[App and web page records]

━━━━━━━━

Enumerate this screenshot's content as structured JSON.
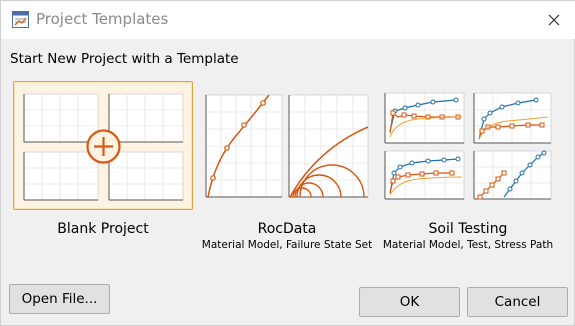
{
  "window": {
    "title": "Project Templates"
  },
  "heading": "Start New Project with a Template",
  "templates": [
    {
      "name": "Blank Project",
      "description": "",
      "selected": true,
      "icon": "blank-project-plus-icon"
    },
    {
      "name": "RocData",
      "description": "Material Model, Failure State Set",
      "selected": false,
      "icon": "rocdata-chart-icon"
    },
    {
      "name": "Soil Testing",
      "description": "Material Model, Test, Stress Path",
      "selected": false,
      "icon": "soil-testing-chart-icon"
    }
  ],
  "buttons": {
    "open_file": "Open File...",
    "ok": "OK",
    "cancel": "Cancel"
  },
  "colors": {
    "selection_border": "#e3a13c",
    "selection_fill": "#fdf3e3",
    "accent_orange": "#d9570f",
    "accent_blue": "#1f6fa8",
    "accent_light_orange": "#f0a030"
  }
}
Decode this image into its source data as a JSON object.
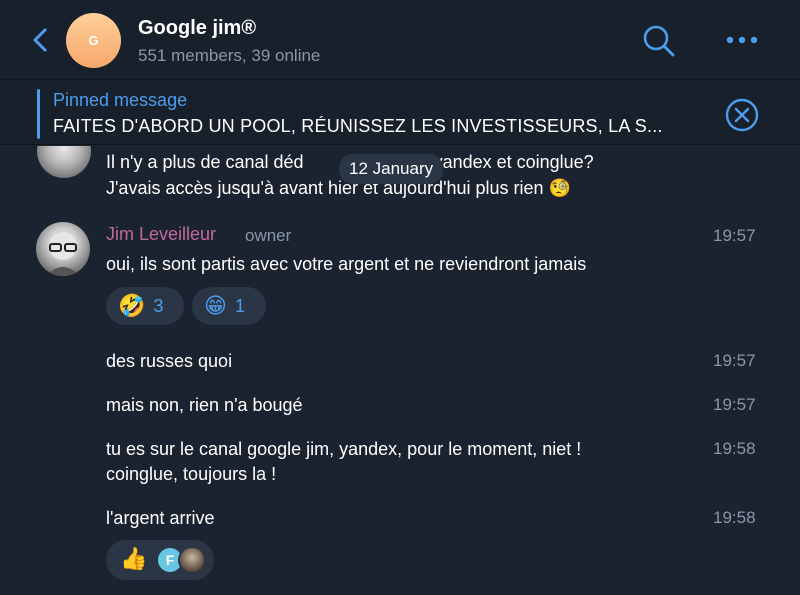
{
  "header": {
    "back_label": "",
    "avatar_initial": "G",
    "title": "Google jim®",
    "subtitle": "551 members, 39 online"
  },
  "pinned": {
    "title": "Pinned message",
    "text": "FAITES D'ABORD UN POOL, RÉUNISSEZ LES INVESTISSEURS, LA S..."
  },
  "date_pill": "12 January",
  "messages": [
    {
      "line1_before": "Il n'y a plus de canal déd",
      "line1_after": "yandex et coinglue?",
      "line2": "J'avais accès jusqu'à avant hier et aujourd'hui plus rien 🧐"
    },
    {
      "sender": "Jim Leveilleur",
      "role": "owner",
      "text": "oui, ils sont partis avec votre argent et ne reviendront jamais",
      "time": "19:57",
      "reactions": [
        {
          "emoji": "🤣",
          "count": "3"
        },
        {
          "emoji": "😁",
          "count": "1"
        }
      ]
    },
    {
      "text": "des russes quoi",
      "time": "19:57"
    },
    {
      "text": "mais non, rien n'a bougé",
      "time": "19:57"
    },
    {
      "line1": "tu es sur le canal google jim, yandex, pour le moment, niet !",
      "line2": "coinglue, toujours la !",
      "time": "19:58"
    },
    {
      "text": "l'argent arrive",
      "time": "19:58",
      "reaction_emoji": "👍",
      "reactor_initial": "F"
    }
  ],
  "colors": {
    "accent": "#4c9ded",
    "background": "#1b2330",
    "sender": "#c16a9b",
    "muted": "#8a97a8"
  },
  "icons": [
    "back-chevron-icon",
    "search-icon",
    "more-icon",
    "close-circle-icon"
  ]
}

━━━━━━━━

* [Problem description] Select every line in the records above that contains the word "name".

* [Result of the task]
      "name": "Blank Project",
      "name": "RocData",
      "name": "Soil Testing",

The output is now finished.